    You've been quite busy it seems – great interviews!

  • Caio Rocha

    Benny, Hi. I'm Brazilian, I got to know your blogh through Couchsurfing and I was wondering: What's your horoscope sign?




  • Benny the Irish polyglot

    Thanks Andy!

  • Benny the Irish polyglot

    Caio, my birthday is displayed on my Couchsurfing profile.

    Sorry but I'm not going to encourage backward bronze-age systems like astrology. Feel free to go ahead and make your own analysis of me based on hydrogen being burned trillions of kilometres from here, but I'd rather not hear it if it's all the same to you!

    I miss Brazil! Can't wait to get back :)

  • troy

    Hey Benny: really enjoyed finding out more about your background and what you do. I'm also a “technical person” and thought I didn't have any aptitude for learning languages! I've come to a lot of the same conclusions as you about jumping in and grammar being much less important (than I initially thought). Please keep up the good work!

    One question: what are your thoughts about attacking the move from fluency to near-native fluency?

  • Benny the Irish polyglot

    Thanks Troy! I like your blog title – reminds me of my Carioca mission!

    I think attacking near-native fluency is totally possible, but involves quite a large amount of commitment and a new approach. I got music lessons to improve my rhythm in Portuguese and a teacher patient enough to make me repeat the same sentence over again dozens of times until I was saying it better. This meant that after 3 months (starting from fluency) I was successful in convincing Cariocas that I was one of them for 20-30 seconds if I was focused. I think if I had kept this up over a longer term, that time period would have been extended and come way more naturally.

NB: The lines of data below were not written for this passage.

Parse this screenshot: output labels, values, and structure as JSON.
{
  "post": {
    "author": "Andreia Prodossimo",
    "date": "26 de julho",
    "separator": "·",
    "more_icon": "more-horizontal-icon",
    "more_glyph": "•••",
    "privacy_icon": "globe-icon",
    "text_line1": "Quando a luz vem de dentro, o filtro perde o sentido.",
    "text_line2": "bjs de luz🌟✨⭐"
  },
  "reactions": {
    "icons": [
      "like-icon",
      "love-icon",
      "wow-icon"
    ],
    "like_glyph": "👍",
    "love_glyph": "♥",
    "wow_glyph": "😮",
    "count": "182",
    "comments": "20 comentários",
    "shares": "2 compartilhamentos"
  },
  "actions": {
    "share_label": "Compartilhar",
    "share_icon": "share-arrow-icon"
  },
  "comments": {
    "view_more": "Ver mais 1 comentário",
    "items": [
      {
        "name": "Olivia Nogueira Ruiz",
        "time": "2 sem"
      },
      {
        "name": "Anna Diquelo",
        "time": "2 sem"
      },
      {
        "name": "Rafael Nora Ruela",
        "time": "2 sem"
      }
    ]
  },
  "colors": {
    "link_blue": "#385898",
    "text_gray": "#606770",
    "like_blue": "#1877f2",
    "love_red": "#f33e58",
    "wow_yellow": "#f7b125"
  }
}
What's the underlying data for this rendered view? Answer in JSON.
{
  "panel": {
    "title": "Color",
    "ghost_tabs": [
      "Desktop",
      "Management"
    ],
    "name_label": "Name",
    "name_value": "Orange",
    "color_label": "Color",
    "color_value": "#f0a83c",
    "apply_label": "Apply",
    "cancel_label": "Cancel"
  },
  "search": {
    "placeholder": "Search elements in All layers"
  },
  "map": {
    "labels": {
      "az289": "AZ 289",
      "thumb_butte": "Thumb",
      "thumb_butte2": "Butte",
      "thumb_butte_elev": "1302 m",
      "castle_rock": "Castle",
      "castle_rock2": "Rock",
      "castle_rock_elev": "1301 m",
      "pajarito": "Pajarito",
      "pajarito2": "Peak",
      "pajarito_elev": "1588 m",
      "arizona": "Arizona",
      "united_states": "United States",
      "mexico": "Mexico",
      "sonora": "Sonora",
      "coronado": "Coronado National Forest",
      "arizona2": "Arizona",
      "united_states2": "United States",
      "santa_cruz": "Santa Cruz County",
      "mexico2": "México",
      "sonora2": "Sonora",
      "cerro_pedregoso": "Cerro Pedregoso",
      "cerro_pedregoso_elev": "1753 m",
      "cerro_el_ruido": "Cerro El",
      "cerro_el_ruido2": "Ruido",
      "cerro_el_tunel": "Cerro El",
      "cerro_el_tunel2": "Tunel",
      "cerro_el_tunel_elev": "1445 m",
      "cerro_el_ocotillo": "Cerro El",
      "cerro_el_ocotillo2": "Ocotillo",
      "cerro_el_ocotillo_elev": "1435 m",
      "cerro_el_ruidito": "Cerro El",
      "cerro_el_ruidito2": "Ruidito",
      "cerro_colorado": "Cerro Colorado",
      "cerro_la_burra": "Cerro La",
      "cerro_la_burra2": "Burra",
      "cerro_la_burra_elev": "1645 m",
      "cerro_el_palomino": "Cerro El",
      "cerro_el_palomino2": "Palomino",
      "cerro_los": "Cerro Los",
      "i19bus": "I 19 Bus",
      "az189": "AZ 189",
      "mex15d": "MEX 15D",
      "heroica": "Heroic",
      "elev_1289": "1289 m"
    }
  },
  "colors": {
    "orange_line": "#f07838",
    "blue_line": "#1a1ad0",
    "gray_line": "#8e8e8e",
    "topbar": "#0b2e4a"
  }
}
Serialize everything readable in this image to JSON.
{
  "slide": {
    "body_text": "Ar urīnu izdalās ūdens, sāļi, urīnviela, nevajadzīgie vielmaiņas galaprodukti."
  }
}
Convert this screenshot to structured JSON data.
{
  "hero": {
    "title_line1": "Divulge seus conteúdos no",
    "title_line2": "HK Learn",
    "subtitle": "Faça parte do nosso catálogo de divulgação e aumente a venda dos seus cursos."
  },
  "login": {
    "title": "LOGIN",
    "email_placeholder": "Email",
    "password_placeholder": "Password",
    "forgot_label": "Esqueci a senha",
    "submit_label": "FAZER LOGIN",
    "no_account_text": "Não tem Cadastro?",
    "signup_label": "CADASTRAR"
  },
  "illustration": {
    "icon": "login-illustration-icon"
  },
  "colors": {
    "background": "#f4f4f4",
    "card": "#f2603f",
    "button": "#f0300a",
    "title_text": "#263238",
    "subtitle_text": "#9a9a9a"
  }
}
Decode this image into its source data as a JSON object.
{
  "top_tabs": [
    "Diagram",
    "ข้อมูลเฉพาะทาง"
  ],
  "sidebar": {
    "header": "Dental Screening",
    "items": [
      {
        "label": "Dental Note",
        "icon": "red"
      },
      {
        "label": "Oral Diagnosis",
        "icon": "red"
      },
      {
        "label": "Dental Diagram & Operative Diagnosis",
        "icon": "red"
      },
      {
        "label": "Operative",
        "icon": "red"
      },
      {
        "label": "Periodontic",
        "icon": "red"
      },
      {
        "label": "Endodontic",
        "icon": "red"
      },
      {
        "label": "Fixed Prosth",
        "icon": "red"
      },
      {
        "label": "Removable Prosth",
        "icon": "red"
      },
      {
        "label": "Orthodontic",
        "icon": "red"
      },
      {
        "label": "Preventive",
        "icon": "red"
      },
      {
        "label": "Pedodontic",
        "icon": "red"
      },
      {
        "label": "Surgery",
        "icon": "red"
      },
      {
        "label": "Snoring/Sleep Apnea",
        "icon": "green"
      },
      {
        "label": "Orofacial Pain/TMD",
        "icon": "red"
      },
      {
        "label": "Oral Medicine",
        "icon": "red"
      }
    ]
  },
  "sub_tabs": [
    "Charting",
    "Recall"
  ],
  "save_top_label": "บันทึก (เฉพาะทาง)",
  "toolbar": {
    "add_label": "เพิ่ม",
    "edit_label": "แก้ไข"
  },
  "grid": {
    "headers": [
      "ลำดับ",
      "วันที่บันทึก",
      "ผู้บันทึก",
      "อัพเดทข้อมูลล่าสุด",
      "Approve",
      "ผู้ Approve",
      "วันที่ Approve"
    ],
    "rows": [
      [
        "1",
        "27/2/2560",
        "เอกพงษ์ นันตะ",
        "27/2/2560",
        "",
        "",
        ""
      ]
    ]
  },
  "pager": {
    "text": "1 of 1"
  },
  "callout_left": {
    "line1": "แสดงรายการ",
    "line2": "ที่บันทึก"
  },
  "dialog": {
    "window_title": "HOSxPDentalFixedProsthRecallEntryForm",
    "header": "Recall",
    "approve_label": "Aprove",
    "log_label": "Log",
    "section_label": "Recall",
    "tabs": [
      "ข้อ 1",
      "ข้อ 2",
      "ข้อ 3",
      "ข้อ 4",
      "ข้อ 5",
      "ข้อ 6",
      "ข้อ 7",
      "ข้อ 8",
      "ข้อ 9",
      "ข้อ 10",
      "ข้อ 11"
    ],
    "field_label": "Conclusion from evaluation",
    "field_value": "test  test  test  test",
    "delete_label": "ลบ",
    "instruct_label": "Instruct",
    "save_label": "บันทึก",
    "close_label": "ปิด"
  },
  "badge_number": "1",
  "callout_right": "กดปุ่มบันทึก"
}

    Near native fluency is definitely possible, but involves a focused strategy and openness to criticism that was hard for me at first since I was already speaking “fluently”. Then plenty of exposure of course helps more than anything.

    Boa sorte!!

  • troy

    Music Lessons–cool idea! My Brazilian wife (the most patient person in the world) helps me, but there is a balance between getting free Portuguese lessons and maintaining marital harmony :-)

    I gotta say that passing for a native, even for 0.5 minute, is totally impressive. My accent is pretty decent, but even a small mistake with gender gives you away immediately. So I used to cheat by not saying the endings of my adjectives too loudly :-) More seriously, I find there is a trade off between speaking everything exactly correctly and speaking fluidly. In the last 3 years I've switched from favoring the former to favoring the latter.